User Tools

Site Tools


world:ch01

Differences

This shows you the differences between two versions of the page.

Link to this comparison view
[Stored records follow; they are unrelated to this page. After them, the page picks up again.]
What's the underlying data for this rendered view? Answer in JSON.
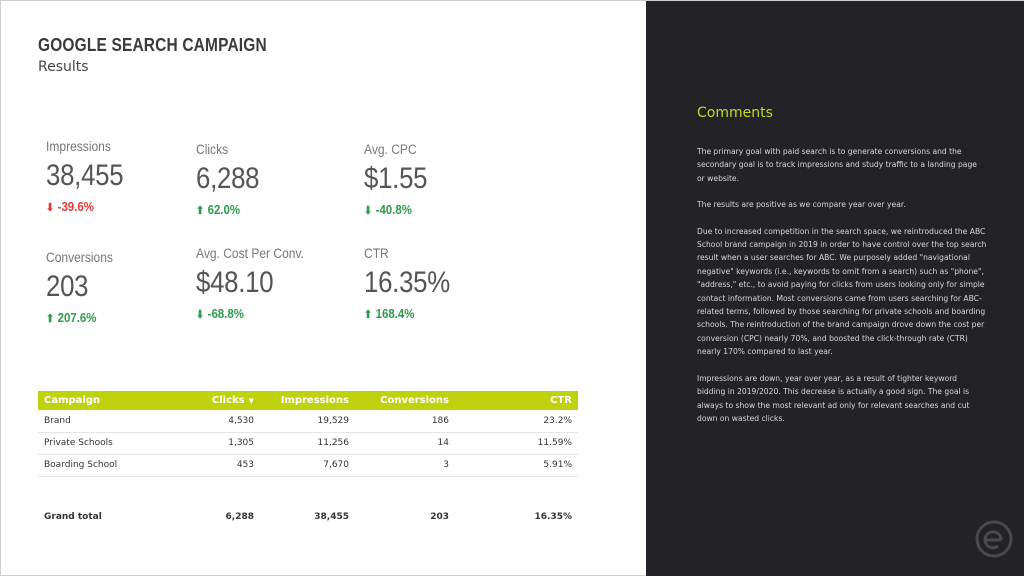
{
  "header": {
    "title": "GOOGLE SEARCH CAMPAIGN",
    "subtitle": "Results"
  },
  "kpis": [
    {
      "label": "Impressions",
      "value": "38,455",
      "delta": "-39.6%",
      "direction": "down",
      "color": "#e53935",
      "icon": "arrow-down-icon"
    },
    {
      "label": "Clicks",
      "value": "6,288",
      "delta": "62.0%",
      "direction": "up",
      "color": "#2e9a4a",
      "icon": "arrow-up-icon"
    },
    {
      "label": "Avg. CPC",
      "value": "$1.55",
      "delta": "-40.8%",
      "direction": "down",
      "color": "#2e9a4a",
      "icon": "arrow-down-icon"
    },
    {
      "label": "Conversions",
      "value": "203",
      "delta": "207.6%",
      "direction": "up",
      "color": "#2e9a4a",
      "icon": "arrow-up-icon"
    },
    {
      "label": "Avg. Cost Per Conv.",
      "value": "$48.10",
      "delta": "-68.8%",
      "direction": "down",
      "color": "#2e9a4a",
      "icon": "arrow-down-icon"
    },
    {
      "label": "CTR",
      "value": "16.35%",
      "delta": "168.4%",
      "direction": "up",
      "color": "#2e9a4a",
      "icon": "arrow-up-icon"
    }
  ],
  "table": {
    "header_color": "#c0d20d",
    "columns": [
      "Campaign",
      "Clicks",
      "Impressions",
      "Conversions",
      "CTR"
    ],
    "sort_icon": "sort-down-icon",
    "rows": [
      [
        "Brand",
        "4,530",
        "19,529",
        "186",
        "23.2%"
      ],
      [
        "Private Schools",
        "1,305",
        "11,256",
        "14",
        "11.59%"
      ],
      [
        "Boarding School",
        "453",
        "7,670",
        "3",
        "5.91%"
      ]
    ],
    "total": [
      "Grand total",
      "6,288",
      "38,455",
      "203",
      "16.35%"
    ]
  },
  "comments": {
    "title": "Comments",
    "title_color": "#c5d82a",
    "paragraphs": [
      "The primary goal with paid search is to generate conversions and the secondary goal is to track impressions and study traffic to a landing page or website.",
      "The results are positive as we compare year over year.",
      "Due to increased competition in the search space, we reintroduced the ABC School brand campaign in 2019 in order to have control over the top search result when a user searches for ABC. We purposely added \"navigational negative\" keywords (i.e., keywords to omit from a search) such as \"phone\", \"address,\" etc., to avoid paying for clicks from users looking only for simple contact information. Most conversions came from users searching for ABC-related terms, followed by those searching for private schools and boarding schools. The reintroduction of the brand campaign drove down the cost per conversion (CPC) nearly 70%, and boosted the click-through rate (CTR) nearly 170% compared to last year.",
      "Impressions are down, year over year, as a result of tighter keyword bidding in 2019/2020. This decrease is actually a good sign. The goal is always to show the most relevant ad only for relevant searches and cut down on wasted clicks."
    ]
  },
  "logo": {
    "icon": "brand-logo-icon"
  }
}
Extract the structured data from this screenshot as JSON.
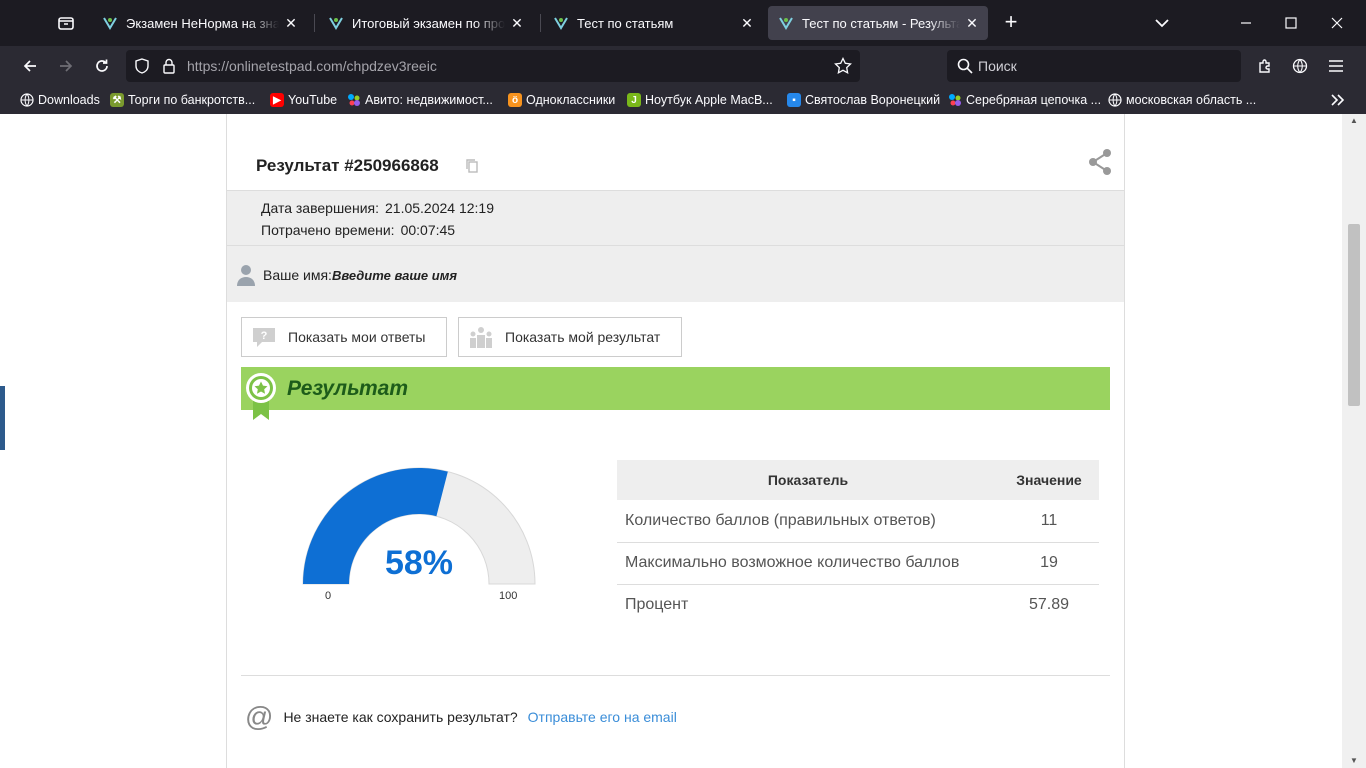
{
  "tabs": [
    {
      "title": "Экзамен НеНорма на знание пр",
      "active": false
    },
    {
      "title": "Итоговый экзамен по програм",
      "active": false
    },
    {
      "title": "Тест по статьям",
      "active": false
    },
    {
      "title": "Тест по статьям - Результат он",
      "active": true
    }
  ],
  "navbar": {
    "url_host": "https://onlinetestpad.com/",
    "url_path": "chpdzev3reeic",
    "search_placeholder": "Поиск"
  },
  "bookmarks": [
    {
      "label": "Downloads",
      "icon": "globe-icon",
      "color": "#2b2a33"
    },
    {
      "label": "Торги по банкротств...",
      "icon": "hammer-icon",
      "color": "#7a9a2e"
    },
    {
      "label": "YouTube",
      "icon": "youtube-icon",
      "color": "#ff0000"
    },
    {
      "label": "Авито: недвижимост...",
      "icon": "avito-icon",
      "color": "#00aaff"
    },
    {
      "label": "Одноклассники",
      "icon": "ok-icon",
      "color": "#f7931e"
    },
    {
      "label": "Ноутбук Apple MacB...",
      "icon": "market-icon",
      "color": "#7ab81a"
    },
    {
      "label": "Святослав Воронецкий",
      "icon": "chat-icon",
      "color": "#2688eb"
    },
    {
      "label": "Серебряная цепочка ...",
      "icon": "avito-icon",
      "color": "#97cf26"
    },
    {
      "label": "московская область ...",
      "icon": "globe-icon",
      "color": "#2b2a33"
    }
  ],
  "result": {
    "title": "Результат #250966868",
    "finish_label": "Дата завершения:",
    "finish_value": "21.05.2024 12:19",
    "time_label": "Потрачено времени:",
    "time_value": "00:07:45",
    "name_label": "Ваше имя:",
    "name_value": "Введите ваше имя"
  },
  "buttons": {
    "show_answers": "Показать мои ответы",
    "show_result": "Показать мой результат"
  },
  "banner": {
    "title": "Результат"
  },
  "gauge": {
    "percent_label": "58%",
    "fraction": 0.58,
    "min_label": "0",
    "max_label": "100"
  },
  "stats": {
    "headers": [
      "Показатель",
      "Значение"
    ],
    "rows": [
      [
        "Количество баллов (правильных ответов)",
        "11"
      ],
      [
        "Максимально возможное количество баллов",
        "19"
      ],
      [
        "Процент",
        "57.89"
      ]
    ]
  },
  "email": {
    "question": "Не знаете как сохранить результат?",
    "link": "Отправьте его на email"
  },
  "colors": {
    "gauge_fill": "#0e6fd4",
    "gauge_empty": "#eeeeee",
    "banner": "#9ad35f",
    "banner_text": "#1d5c1a",
    "link": "#3a8dd8"
  }
}
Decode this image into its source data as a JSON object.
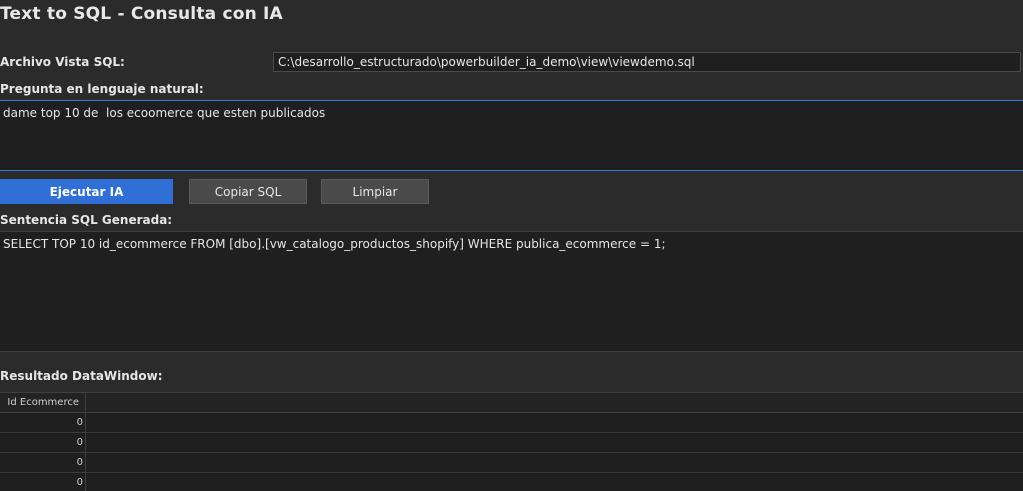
{
  "window": {
    "title": "Text to SQL - Consulta con IA"
  },
  "file": {
    "label": "Archivo Vista SQL:",
    "value": "C:\\desarrollo_estructurado\\powerbuilder_ia_demo\\view\\viewdemo.sql"
  },
  "question": {
    "label": "Pregunta en lenguaje natural:",
    "value": "dame top 10 de  los ecoomerce que esten publicados"
  },
  "buttons": {
    "run_label": "Ejecutar IA",
    "copy_label": "Copiar SQL",
    "clear_label": "Limpiar"
  },
  "sql": {
    "label": "Sentencia SQL Generada:",
    "value": "SELECT TOP 10 id_ecommerce FROM [dbo].[vw_catalogo_productos_shopify] WHERE publica_ecommerce = 1;"
  },
  "result": {
    "label": "Resultado DataWindow:",
    "column_header": "Id Ecommerce",
    "rows": [
      "0",
      "0",
      "0",
      "0"
    ]
  },
  "colors": {
    "background": "#2b2b2b",
    "field_background": "#1f1f1f",
    "accent": "#2f6fd6",
    "button_gray": "#4a4a4a"
  }
}
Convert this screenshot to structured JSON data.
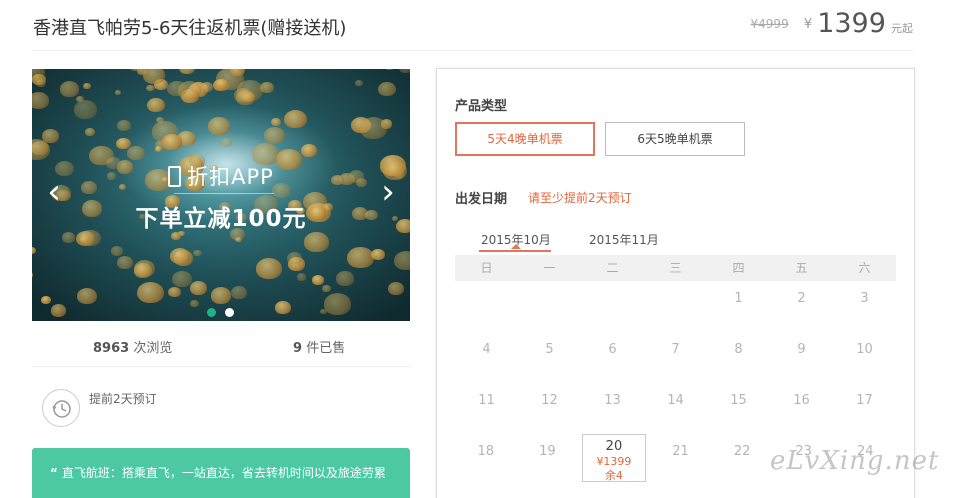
{
  "product": {
    "title": "香港直飞帕劳5-6天往返机票(赠接送机)"
  },
  "price": {
    "original": "¥4999",
    "currency": "¥",
    "current": "1399",
    "suffix": "元起"
  },
  "slider": {
    "promo_line1": "折扣APP",
    "promo_line2": "下单立减100元",
    "prev_arrow": "‹",
    "next_arrow": "›",
    "active_dot": 1,
    "dot_count": 2
  },
  "stats": {
    "views_count": "8963",
    "views_label": "次浏览",
    "sold_count": "9",
    "sold_label": "件已售"
  },
  "advance": {
    "text": "提前2天预订"
  },
  "note": {
    "quote": "“",
    "text": "直飞航班：搭乘直飞，一站直达，省去转机时间以及旅途劳累"
  },
  "booking": {
    "type_label": "产品类型",
    "options": [
      "5天4晚单机票",
      "6天5晚单机票"
    ],
    "selected_option": 0,
    "date_label": "出发日期",
    "date_notice": "请至少提前2天预订",
    "months": [
      "2015年10月",
      "2015年11月"
    ],
    "active_month": 0,
    "weekdays": [
      "日",
      "一",
      "二",
      "三",
      "四",
      "五",
      "六"
    ],
    "calendar_rows": [
      [
        "",
        "",
        "",
        "",
        "1",
        "2",
        "3"
      ],
      [
        "4",
        "5",
        "6",
        "7",
        "8",
        "9",
        "10"
      ],
      [
        "11",
        "12",
        "13",
        "14",
        "15",
        "16",
        "17"
      ],
      [
        "18",
        "19",
        "20",
        "21",
        "22",
        "23",
        "24"
      ]
    ],
    "available_day": {
      "day": "20",
      "price": "¥1399",
      "stock": "余4"
    }
  },
  "watermark": "eLvXing.net",
  "colors": {
    "accent": "#e4653d",
    "green": "#4cc9a3",
    "dot_active": "#1fb388"
  }
}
world:ch01 [2020/07/27 14:47]
talipovm created
world:ch01 [2020/07/28 08:14] (current)
talipovm
Line 3: Line 3:
 ===== Binary systems ===== ===== Binary systems =====
  
-Consider a collection of non-interacting particles, where each particle can be in one of two states ​quantum states. As an example, we will deal with //N// elementary magnets that could have their spins oriented up or down (another example: flipping ​coins). The magnetic moment of an individual magnet is //+m// if the magnet is pointing up and //-m// if it is pointing down. The total number of configurations is $2^N$ while the total number of possible momenta of the entire system is $N+1$ (that is, $-Nm, -(N-2)m, ..., +Nm$).+Consider a collection of non-interacting particles, where each particle can be found in one of two quantum states. As an example, we will deal with //N// elementary magnets that could have their spins oriented up or down (another example: flipping ​a coin). The magnetic moment of an individual magnet is //+m// if the magnet is pointing up and //-m// if it is pointing down. The total number of configurations is $2^N$ while the total number of possible momenta of the entire system is $N+1$ (that is, $-Nm, -(N-2)m, ..., +Nm$). 
 + 
 +The spin excess of the system is equal to: 
 + 
 +$N_{up} - N_{down} = 2s$, 
 + 
 +where $N_{up}$ and $N_{down}$ are the number of magnets with spin up and down, respectively. Spin excess is defined as $2s$ instead of $s$ for convenience. It is easy to show that: 
 + 
 +$N_{up} + N_{down} = N$ 
 + 
 +$N_{up} =N/2 + s$ 
 + 
 +$N_{down} =N/2 - s$ 
 + 
 +The number of possible states with a specific spin excess can be evaluated using a simple formula from combinatorics:​ 
 + 
 +$g(N,s) = \frac {N!} {N_{up}! N_{down}!}.$ 
 + 
 +The function //g// is called a multiplicity function. The multiplicity function forms a Gaussian distribution for //s//: 
 + 
 +$g(N,s) \approx g(N,0) exp(-2s^2/​N)$ 
 + 
 +$g(N,0) = \frac {N!} { (N/2)! (N/2)! } \approx \sqrt \frac 2 {\pi N} 2^N $ 
 + 
 +<hidden Derivation>​ 
 +We will use the Stirling approximation:​ 
 + 
 +$ ln (N!) \approx 1/2 ln (2\pi) + (N+1/2) ln N - N$ 
 + 
 +</​hidden>​ 
  
-  
  
world/ch01.txt · Last modified: 2020/07/28 08:14 by talipovm